Provided data Block Start

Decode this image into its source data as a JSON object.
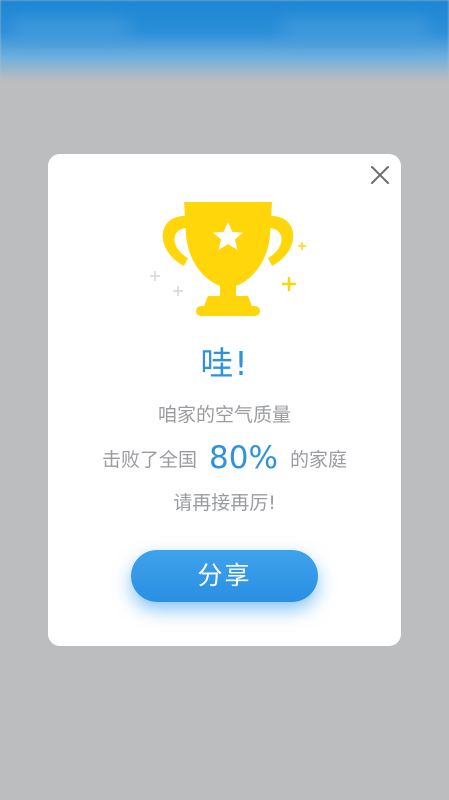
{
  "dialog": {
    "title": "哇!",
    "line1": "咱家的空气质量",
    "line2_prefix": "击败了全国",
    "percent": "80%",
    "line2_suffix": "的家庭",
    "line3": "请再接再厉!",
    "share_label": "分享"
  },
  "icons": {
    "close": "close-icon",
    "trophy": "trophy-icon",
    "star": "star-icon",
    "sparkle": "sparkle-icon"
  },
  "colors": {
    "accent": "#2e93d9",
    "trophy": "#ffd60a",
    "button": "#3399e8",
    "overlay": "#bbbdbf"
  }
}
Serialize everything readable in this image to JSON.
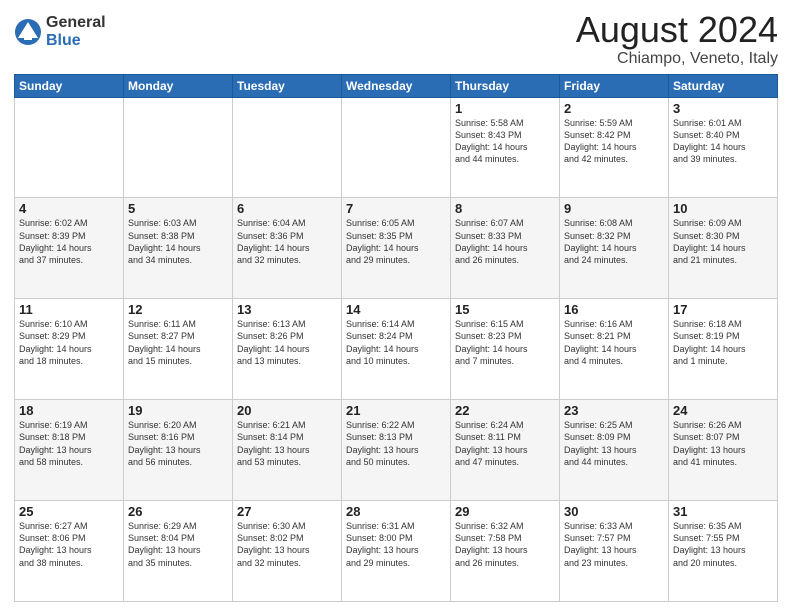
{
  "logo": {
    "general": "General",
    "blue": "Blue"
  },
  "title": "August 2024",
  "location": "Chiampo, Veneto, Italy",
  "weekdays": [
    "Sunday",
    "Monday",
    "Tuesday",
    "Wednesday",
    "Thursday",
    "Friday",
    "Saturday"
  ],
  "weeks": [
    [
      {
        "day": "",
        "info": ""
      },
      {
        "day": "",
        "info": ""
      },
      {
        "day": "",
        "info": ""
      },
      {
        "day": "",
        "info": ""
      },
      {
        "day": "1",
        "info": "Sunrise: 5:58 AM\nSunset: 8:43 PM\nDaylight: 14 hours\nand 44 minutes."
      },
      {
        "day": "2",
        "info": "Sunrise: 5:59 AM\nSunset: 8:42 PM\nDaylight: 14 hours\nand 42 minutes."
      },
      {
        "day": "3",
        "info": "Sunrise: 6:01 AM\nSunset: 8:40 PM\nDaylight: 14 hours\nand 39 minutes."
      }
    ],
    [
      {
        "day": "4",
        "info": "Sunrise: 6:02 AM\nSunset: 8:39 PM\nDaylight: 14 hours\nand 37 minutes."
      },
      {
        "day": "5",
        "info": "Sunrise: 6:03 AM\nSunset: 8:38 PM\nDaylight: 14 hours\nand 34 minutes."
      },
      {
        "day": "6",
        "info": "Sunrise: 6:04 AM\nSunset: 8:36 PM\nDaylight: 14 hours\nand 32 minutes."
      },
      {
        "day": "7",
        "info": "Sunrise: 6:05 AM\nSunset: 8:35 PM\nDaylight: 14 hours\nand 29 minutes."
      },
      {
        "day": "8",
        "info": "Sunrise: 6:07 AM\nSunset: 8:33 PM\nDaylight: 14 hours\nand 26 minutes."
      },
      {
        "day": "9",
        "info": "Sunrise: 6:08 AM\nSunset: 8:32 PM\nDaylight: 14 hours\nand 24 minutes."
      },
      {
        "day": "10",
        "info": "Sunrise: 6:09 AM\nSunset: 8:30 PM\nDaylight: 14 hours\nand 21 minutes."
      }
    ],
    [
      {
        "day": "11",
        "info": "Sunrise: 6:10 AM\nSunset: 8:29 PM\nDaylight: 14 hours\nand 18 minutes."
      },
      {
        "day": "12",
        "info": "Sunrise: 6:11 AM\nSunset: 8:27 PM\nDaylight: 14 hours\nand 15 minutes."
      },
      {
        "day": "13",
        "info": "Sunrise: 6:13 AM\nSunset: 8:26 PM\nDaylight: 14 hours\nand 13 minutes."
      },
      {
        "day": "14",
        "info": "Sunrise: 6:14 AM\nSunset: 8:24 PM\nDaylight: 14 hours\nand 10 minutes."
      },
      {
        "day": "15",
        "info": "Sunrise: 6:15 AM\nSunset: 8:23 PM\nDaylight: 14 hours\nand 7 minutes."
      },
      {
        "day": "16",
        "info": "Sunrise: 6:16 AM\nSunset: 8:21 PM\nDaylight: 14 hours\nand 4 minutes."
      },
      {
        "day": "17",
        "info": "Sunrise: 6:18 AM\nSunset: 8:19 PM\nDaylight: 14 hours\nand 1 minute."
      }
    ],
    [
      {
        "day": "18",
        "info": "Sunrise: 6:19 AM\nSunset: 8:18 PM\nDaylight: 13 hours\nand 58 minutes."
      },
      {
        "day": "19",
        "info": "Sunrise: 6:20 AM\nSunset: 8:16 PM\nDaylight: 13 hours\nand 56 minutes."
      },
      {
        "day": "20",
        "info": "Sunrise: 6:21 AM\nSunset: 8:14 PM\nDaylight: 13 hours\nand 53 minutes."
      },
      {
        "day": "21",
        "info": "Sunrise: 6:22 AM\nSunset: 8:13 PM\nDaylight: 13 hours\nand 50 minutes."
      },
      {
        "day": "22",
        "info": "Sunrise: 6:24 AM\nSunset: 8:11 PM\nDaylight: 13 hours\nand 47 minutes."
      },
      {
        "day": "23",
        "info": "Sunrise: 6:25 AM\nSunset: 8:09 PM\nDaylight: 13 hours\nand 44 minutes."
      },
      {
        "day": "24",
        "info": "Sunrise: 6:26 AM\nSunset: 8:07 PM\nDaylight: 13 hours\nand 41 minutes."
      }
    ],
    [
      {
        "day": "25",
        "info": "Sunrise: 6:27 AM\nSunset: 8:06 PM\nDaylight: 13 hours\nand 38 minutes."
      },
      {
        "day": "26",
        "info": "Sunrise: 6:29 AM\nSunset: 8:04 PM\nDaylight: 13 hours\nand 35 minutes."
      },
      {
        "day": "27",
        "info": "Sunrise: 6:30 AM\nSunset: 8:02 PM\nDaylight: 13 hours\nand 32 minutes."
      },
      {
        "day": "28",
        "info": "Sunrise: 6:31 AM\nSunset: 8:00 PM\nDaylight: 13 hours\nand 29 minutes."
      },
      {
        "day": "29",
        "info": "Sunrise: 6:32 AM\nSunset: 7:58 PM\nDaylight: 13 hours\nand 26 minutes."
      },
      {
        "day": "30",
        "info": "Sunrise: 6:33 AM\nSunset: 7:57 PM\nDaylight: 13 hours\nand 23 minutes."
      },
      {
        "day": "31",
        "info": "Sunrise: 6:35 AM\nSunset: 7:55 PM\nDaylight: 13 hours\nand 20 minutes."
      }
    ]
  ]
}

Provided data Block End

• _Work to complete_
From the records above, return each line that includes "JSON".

• _Output_
Decode this image into its source data as a JSON object.
Serialize everything readable in this image to JSON.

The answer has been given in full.